Their success, which is due to a combination of skill and unrealistic good luck, sees them following many of the tropes used in more serious crime television shows and films. While they are comically self-conscious of the parody they are making of themselves, they are treated as a real threat by local gang leaders. For a lot of the film the brothers are excitable and react very much like you would expect the average person to if they were thrown into the midst of a crime drama, but they are also intelligent, devout, and not afraid to cry. These emotions are surprisingly gripping and make the brothers oddly endearing.
Adding to the seriousness of the film is the explicit, mind-numbing violence, the somewhat odd use of religious imagery and references, and the pretty heavy, but questionable, moralising throughout. The opening of the film warns us that the greatest evil is ‘the indifference of good men,’ a comment on the ignored violence the writer witnessed growing up. But the film is also full of confusing messages about gender, sexuality, and race, and it is impossible to decipher exactly what the film is saying about any of the issues – the only homosexual character uses more homophobic slurs than any of the others.

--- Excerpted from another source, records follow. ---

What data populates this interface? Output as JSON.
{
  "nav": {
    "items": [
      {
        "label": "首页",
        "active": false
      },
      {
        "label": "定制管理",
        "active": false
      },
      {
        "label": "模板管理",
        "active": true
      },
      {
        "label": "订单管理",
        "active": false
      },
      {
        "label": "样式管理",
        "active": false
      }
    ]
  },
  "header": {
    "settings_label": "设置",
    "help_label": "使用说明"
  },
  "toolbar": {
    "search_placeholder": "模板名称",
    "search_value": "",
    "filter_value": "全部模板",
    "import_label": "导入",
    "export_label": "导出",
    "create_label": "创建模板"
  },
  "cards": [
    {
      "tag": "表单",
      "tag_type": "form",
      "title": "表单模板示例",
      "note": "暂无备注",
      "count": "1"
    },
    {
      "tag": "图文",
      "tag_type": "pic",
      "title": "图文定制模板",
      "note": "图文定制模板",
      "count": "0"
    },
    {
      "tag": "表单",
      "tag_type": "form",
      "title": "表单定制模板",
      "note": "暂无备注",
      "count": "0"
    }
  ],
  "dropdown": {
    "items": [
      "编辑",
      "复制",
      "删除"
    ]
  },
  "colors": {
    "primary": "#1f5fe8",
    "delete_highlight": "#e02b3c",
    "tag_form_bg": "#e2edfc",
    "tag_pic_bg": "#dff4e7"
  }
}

This character is the detective investigating the murders, played by Willem Dafoe. His character is a fan favourite because of his peculiar genius which appears while sweeping through the crime scenes as though they are his own personal theatre, while orchestral music plays in the background, and his eventual decision to kill alongside the brothers. His character is one of the odder parts of the film, which is saying something in a film full of random and often irrelevant ridiculousness, but it these oddities which fans seem to love, because they make the film unique and constantly deliver the comically unexpected.

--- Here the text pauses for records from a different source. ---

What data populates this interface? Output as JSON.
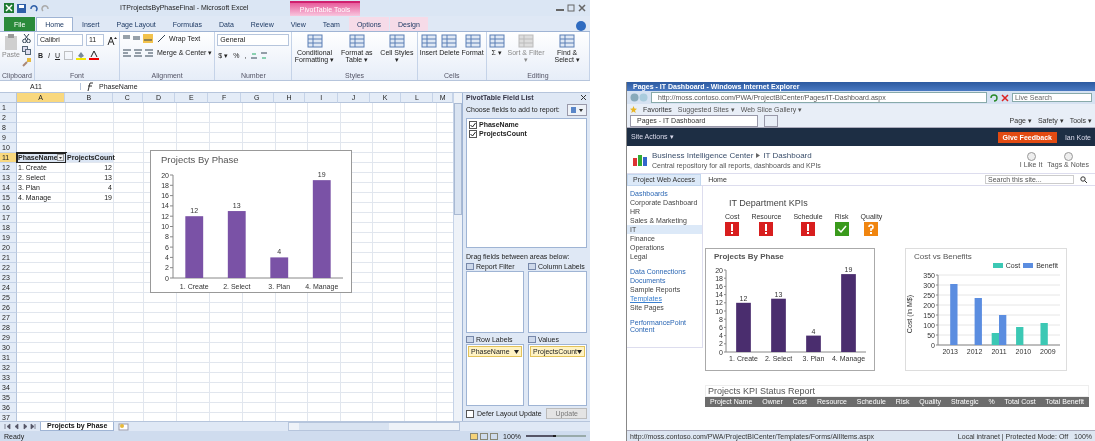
{
  "excel": {
    "title": "ITProjectsByPhaseFinal - Microsoft Excel",
    "context_label": "PivotTable Tools",
    "tabs": [
      {
        "label": "File",
        "kind": "file",
        "selected": false
      },
      {
        "label": "Home",
        "kind": "tab",
        "selected": true
      },
      {
        "label": "Insert",
        "kind": "tab",
        "selected": false
      },
      {
        "label": "Page Layout",
        "kind": "tab",
        "selected": false
      },
      {
        "label": "Formulas",
        "kind": "tab",
        "selected": false
      },
      {
        "label": "Data",
        "kind": "tab",
        "selected": false
      },
      {
        "label": "Review",
        "kind": "tab",
        "selected": false
      },
      {
        "label": "View",
        "kind": "tab",
        "selected": false
      },
      {
        "label": "Team",
        "kind": "tab",
        "selected": false
      },
      {
        "label": "Options",
        "kind": "context",
        "selected": false
      },
      {
        "label": "Design",
        "kind": "context",
        "selected": false
      }
    ],
    "groups": [
      {
        "kind": "clipboard",
        "label": "Clipboard",
        "buttons": [
          {
            "label": "Paste",
            "disabled": true
          }
        ]
      },
      {
        "kind": "font",
        "label": "Font",
        "font": "Calibri",
        "size": "11",
        "styles": [
          "B",
          "I",
          "U"
        ]
      },
      {
        "kind": "alignment",
        "label": "Alignment",
        "wrap": "Wrap Text",
        "merge": "Merge & Center ▾"
      },
      {
        "kind": "number",
        "label": "Number",
        "format": "General",
        "symbols": [
          "$ ▾",
          "%",
          ","
        ]
      },
      {
        "kind": "buttons",
        "label": "Styles",
        "buttons": [
          {
            "label": "Conditional Formatting ▾",
            "disabled": false
          },
          {
            "label": "Format as Table ▾",
            "disabled": false
          },
          {
            "label": "Cell Styles ▾",
            "disabled": false
          }
        ]
      },
      {
        "kind": "buttons",
        "label": "Cells",
        "buttons": [
          {
            "label": "Insert",
            "disabled": false
          },
          {
            "label": "Delete",
            "disabled": false
          },
          {
            "label": "Format",
            "disabled": false
          }
        ]
      },
      {
        "kind": "buttons",
        "label": "Editing",
        "buttons": [
          {
            "label": "Σ ▾",
            "disabled": false
          },
          {
            "label": "Sort & Filter ▾",
            "disabled": true
          },
          {
            "label": "Find & Select ▾",
            "disabled": false
          }
        ]
      }
    ],
    "name_box": "A11",
    "formula": "PhaseName",
    "columns": [
      {
        "label": "A",
        "selected": true
      },
      {
        "label": "B",
        "selected": false
      },
      {
        "label": "C",
        "selected": false
      },
      {
        "label": "D",
        "selected": false
      },
      {
        "label": "E",
        "selected": false
      },
      {
        "label": "F",
        "selected": false
      },
      {
        "label": "G",
        "selected": false
      },
      {
        "label": "H",
        "selected": false
      },
      {
        "label": "I",
        "selected": false
      },
      {
        "label": "J",
        "selected": false
      },
      {
        "label": "K",
        "selected": false
      },
      {
        "label": "L",
        "selected": false
      },
      {
        "label": "M",
        "selected": false
      }
    ],
    "rows": [
      {
        "label": "1",
        "selected": false,
        "cells": []
      },
      {
        "label": "2",
        "selected": false,
        "cells": []
      },
      {
        "label": "8",
        "selected": false,
        "cells": []
      },
      {
        "label": "9",
        "selected": false,
        "cells": []
      },
      {
        "label": "10",
        "selected": false,
        "cells": []
      },
      {
        "label": "11",
        "selected": true,
        "cells": [
          {
            "text": "PhaseName",
            "kind": "header",
            "selected": true
          },
          {
            "text": "ProjectsCount",
            "kind": "header",
            "selected": false
          }
        ]
      },
      {
        "label": "12",
        "selected": false,
        "cells": [
          {
            "text": "1. Create",
            "kind": "text",
            "selected": false
          },
          {
            "text": "12",
            "kind": "number",
            "selected": false
          }
        ]
      },
      {
        "label": "13",
        "selected": false,
        "cells": [
          {
            "text": "2. Select",
            "kind": "text",
            "selected": false
          },
          {
            "text": "13",
            "kind": "number",
            "selected": false
          }
        ]
      },
      {
        "label": "14",
        "selected": false,
        "cells": [
          {
            "text": "3. Plan",
            "kind": "text",
            "selected": false
          },
          {
            "text": "4",
            "kind": "number",
            "selected": false
          }
        ]
      },
      {
        "label": "15",
        "selected": false,
        "cells": [
          {
            "text": "4. Manage",
            "kind": "text",
            "selected": false
          },
          {
            "text": "19",
            "kind": "number",
            "selected": false
          }
        ]
      },
      {
        "label": "16",
        "selected": false,
        "cells": []
      },
      {
        "label": "17",
        "selected": false,
        "cells": []
      },
      {
        "label": "18",
        "selected": false,
        "cells": []
      },
      {
        "label": "19",
        "selected": false,
        "cells": []
      },
      {
        "label": "20",
        "selected": false,
        "cells": []
      },
      {
        "label": "21",
        "selected": false,
        "cells": []
      },
      {
        "label": "22",
        "selected": false,
        "cells": []
      },
      {
        "label": "23",
        "selected": false,
        "cells": []
      },
      {
        "label": "24",
        "selected": false,
        "cells": []
      },
      {
        "label": "25",
        "selected": false,
        "cells": []
      },
      {
        "label": "26",
        "selected": false,
        "cells": []
      },
      {
        "label": "27",
        "selected": false,
        "cells": []
      },
      {
        "label": "28",
        "selected": false,
        "cells": []
      },
      {
        "label": "29",
        "selected": false,
        "cells": []
      },
      {
        "label": "30",
        "selected": false,
        "cells": []
      },
      {
        "label": "31",
        "selected": false,
        "cells": []
      },
      {
        "label": "32",
        "selected": false,
        "cells": []
      },
      {
        "label": "33",
        "selected": false,
        "cells": []
      },
      {
        "label": "34",
        "selected": false,
        "cells": []
      },
      {
        "label": "35",
        "selected": false,
        "cells": []
      },
      {
        "label": "36",
        "selected": false,
        "cells": []
      },
      {
        "label": "37",
        "selected": false,
        "cells": []
      }
    ],
    "chart_data": {
      "type": "bar",
      "title": "Projects By Phase",
      "categories": [
        "1. Create",
        "2. Select",
        "3. Plan",
        "4. Manage"
      ],
      "series": [
        {
          "color": "#7a52a6",
          "values": [
            12,
            13,
            4,
            19
          ]
        }
      ],
      "ylim": [
        0,
        20
      ],
      "yticks": [
        0,
        2,
        4,
        6,
        8,
        10,
        12,
        14,
        16,
        18,
        20
      ],
      "data_labels": true
    },
    "pivot": {
      "title": "PivotTable Field List",
      "prompt": "Choose fields to add to report:",
      "fields": [
        {
          "label": "PhaseName",
          "checked": true
        },
        {
          "label": "ProjectsCount",
          "checked": true
        }
      ],
      "drag_prompt": "Drag fields between areas below:",
      "areas": [
        {
          "label": "Report Filter"
        },
        {
          "label": "Column Labels"
        },
        {
          "label": "Row Labels",
          "items": [
            "PhaseName"
          ]
        },
        {
          "label": "Values",
          "items": [
            "ProjectsCount"
          ]
        }
      ],
      "defer": {
        "label": "Defer Layout Update",
        "checked": false
      },
      "update": {
        "label": "Update",
        "disabled": true
      }
    },
    "sheets": [
      {
        "label": "Projects by Phase",
        "selected": true
      }
    ],
    "status": {
      "text": "Ready",
      "zoom": "100%",
      "level": 0.5
    }
  },
  "browser": {
    "title": "Pages - IT Dashboard - Windows Internet Explorer",
    "address": "http://moss.contoso.com/PWA/ProjectBICenter/Pages/IT-Dashboard.aspx",
    "search_placeholder": "Live Search",
    "favorites": "Favorites",
    "links": [
      "Suggested Sites ▾",
      "Web Slice Gallery ▾"
    ],
    "tab": "Pages - IT Dashboard",
    "commands": [
      "Page ▾",
      "Safety ▾",
      "Tools ▾"
    ],
    "site_actions": "Site Actions ▾",
    "feedback": "Give Feedback",
    "user": "Ian Kote",
    "site_title": "Business Intelligence Center",
    "page_title": "IT Dashboard",
    "description": "Central repository for all reports, dashboards and KPIs",
    "actions": [
      "I Like It",
      "Tags & Notes"
    ],
    "nav": [
      {
        "label": "Project Web Access",
        "selected": true
      },
      {
        "label": "Home",
        "selected": false
      }
    ],
    "site_search": "Search this site...",
    "quick_launch": [
      {
        "label": "Dashboards",
        "kind": "heading",
        "selected": false
      },
      {
        "label": "Corporate Dashboard",
        "kind": "item",
        "selected": false
      },
      {
        "label": "HR",
        "kind": "item",
        "selected": false
      },
      {
        "label": "Sales & Marketing",
        "kind": "item",
        "selected": false
      },
      {
        "label": "IT",
        "kind": "item",
        "selected": true
      },
      {
        "label": "Finance",
        "kind": "item",
        "selected": false
      },
      {
        "label": "Operations",
        "kind": "item",
        "selected": false
      },
      {
        "label": "Legal",
        "kind": "item",
        "selected": false
      },
      {
        "label": "Data Connections",
        "kind": "section",
        "selected": false
      },
      {
        "label": "Documents",
        "kind": "heading",
        "selected": false
      },
      {
        "label": "Sample Reports",
        "kind": "item",
        "selected": false
      },
      {
        "label": "Templates",
        "kind": "link",
        "selected": false
      },
      {
        "label": "Site Pages",
        "kind": "item",
        "selected": false
      },
      {
        "label": "PerformancePoint Content",
        "kind": "section",
        "selected": false
      }
    ],
    "kpi_title": "IT Department KPIs",
    "kpis": [
      {
        "label": "Cost",
        "kind": "alert"
      },
      {
        "label": "Resource",
        "kind": "alert"
      },
      {
        "label": "Schedule",
        "kind": "alert"
      },
      {
        "label": "Risk",
        "kind": "ok"
      },
      {
        "label": "Quality",
        "kind": "unknown"
      }
    ],
    "phase_chart": {
      "chart_data": {
        "type": "bar",
        "title": "Projects By Phase",
        "categories": [
          "1. Create",
          "2. Select",
          "3. Plan",
          "4. Manage"
        ],
        "series": [
          {
            "color": "#4a2d6e",
            "values": [
              12,
              13,
              4,
              19
            ]
          }
        ],
        "ylim": [
          0,
          20
        ],
        "yticks": [
          0,
          2,
          4,
          6,
          8,
          10,
          12,
          14,
          16,
          18,
          20
        ],
        "data_labels": true
      }
    },
    "cost_chart": {
      "chart_data": {
        "type": "bar",
        "title": "Cost vs Benefits",
        "ylabel": "Cost (in M$)",
        "categories": [
          "2013",
          "2012",
          "2011",
          "2010",
          "2009"
        ],
        "grid": true,
        "series": [
          {
            "name": "Cost",
            "color": "#3cc8b4",
            "values": [
              null,
              null,
              60,
              90,
              110
            ]
          },
          {
            "name": "Benefit",
            "color": "#5b8de0",
            "values": [
              305,
              235,
              150,
              null,
              null
            ]
          }
        ],
        "ylim": [
          0,
          350
        ],
        "yticks": [
          0,
          50,
          100,
          150,
          200,
          250,
          300,
          350
        ]
      }
    },
    "report_title": "Projects KPI Status Report",
    "report_columns": [
      "Project Name",
      "Owner",
      "Cost",
      "Resource",
      "Schedule",
      "Risk",
      "Quality",
      "Strategic",
      "%",
      "Total Cost",
      "Total Benefit"
    ],
    "status_url": "http://moss.contoso.com/PWA/ProjectBICenter/Templates/Forms/AllItems.aspx",
    "zone": "Local intranet | Protected Mode: Off",
    "zoom": "100%"
  }
}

The surprising cult of fans which has formed around The Boondock Saints has led to one sequel already, and there are talks of another. Perhaps the sequels will see the brothers becoming reformed citizens, perhaps they will replace the criminals they are murdering, or maybe, like their accents, they will remain something in between.